9 November 1940

Mexborough & Swinton Times – Saturday 09 November 1940

A Word and a Blow

Mr. Churchill’s reviews help us to see the war steadily and to see it whole. Apart from their purple patches they are a blend of sober statement and understatement. When he has spoken we feel that we know the worst and that it is a lot better than it looks or sounds. Quite rightly, Mr. Churchill insists that we are not yet out of the wood; though we have already escaped many and grave dangers. Invasion may be “off” for a time, but we had better not assume too much.

The German hosts still lie in wait all along the Continental seaboard from Narvik to the Gironde. If our vigilance ,relaxes or misfortune overtakes us in the air, or at sea, Hitler will spring, as he meant to spring in September, for he knows that there can be no short cut to victory—and no victory otherwise—except by storming the citadel of Britain.

Therefore, though we have been able to send powerful reinforcements to the Middle East, we continue to be massively deployed at home, the very head, heart, and centre of the resistance of civilisation to barbarism, of democracy to dictatorship. At home and in the Middle East we have heroically and incredibly made up much of the disadvantage of the French desertion and betrayal. In Egypt we are still confronted by a numerically superior force, but our armies are perfectly positioned, powerfully armed and mechanised, and the Italians have nothing like the margin of strength which an Italian must always have before venturing battle against any foe.

Mussolini’s adventure in Greece—clumsy, ill-prepared, and half-hearted — bears all the character of a diversion intended to cover the paralysis which has descended upon Graziani’s host. Whether or not it has taken the Germans by surprise, and has been interpolated without the authority of the All-Highest, we do not know; it has certainly increased the irritation and contempt of the Nazis for Italian incompetence, and confirmed them in their distrust of the Italian military spirit.
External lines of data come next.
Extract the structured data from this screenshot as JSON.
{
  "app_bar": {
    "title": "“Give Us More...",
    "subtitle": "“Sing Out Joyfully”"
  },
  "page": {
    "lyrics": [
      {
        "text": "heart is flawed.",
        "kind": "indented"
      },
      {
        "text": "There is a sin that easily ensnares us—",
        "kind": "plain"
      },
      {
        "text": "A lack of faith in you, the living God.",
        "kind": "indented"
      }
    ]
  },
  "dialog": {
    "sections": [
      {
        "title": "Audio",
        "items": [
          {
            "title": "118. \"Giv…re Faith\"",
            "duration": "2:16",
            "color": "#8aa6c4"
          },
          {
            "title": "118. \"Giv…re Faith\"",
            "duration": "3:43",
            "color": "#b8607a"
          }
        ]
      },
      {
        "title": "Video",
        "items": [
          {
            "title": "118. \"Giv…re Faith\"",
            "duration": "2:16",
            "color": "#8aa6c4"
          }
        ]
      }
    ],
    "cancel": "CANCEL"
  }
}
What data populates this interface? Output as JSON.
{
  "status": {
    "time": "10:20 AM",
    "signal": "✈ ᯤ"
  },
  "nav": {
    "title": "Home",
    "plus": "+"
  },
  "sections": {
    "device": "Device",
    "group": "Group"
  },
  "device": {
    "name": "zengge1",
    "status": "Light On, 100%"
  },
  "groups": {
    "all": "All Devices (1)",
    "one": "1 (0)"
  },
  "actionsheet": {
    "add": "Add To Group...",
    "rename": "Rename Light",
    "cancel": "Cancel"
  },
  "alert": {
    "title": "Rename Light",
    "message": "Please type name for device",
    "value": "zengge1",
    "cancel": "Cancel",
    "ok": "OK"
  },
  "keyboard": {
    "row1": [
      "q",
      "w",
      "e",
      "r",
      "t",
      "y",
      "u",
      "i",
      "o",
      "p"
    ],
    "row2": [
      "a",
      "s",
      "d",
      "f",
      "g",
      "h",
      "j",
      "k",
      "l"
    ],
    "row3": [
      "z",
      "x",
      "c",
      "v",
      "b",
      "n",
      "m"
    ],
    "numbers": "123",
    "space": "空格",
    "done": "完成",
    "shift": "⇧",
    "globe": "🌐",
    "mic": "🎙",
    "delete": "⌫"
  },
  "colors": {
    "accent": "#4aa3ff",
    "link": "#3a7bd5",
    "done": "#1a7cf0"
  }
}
The Greeks are already receiving substantial aid by sea and air from Great Britain and this will doubtless be increased and extended rapidly, but if the Greeks had been less resolute or the Italians more efficient, we might now be mourning the subjugation of still another peaceful and civilised people.

In Mr. Churchill’s speech and in the debate which followed there was a note of bitterness concerning three things—the cruel handicaps imposed on us by the cowards and slaves of Vichy and by the cold-blooded cynics of Dublin; and this disgusting new manifestation of Italian criminality. If deep and undying hatred could enter into the soul of Britain, it would be reserved for these depraved dagoes.

 As it is, there is arising in this country a passionate desire to knock out Italy, not only as a strategical necessity but as an intense racial satisfaction. The Axis will first crack at the Italian end, but we should be loth to see Italy dismissed from the war without having suffered all and more than all the anguish inflicted by her in times past on helpless victims, and applauded by her in this present war when inflicted by her bigger, braver, but not more brutal partner.

The boast that two hundred Italian bombers took part in recent attacks on London is an unlucky boast for Italy, for the time is quickly coming when Italy will receive, equally with Germany, the attentions of our Bomber Command, and Rome will curl up under a tenth of the punishment so heroically endured by London.

The offensive action to be taken against Italy; the handling of the men of Vichy and the checkmating of their further treacheries and infamies; and the steps to be taken to put an end to the shameful position in Ireland—these are all matters to be determined and pursued, on advice and full knowledge, by his Majesty’s Government and Forces—but the House on Wednesday was in a stern mood regarding all of them, and was clearly impatient of further parleying or paltering with influences nearly as evil as the common enemy himself.

From now onward it must be a word and a blow.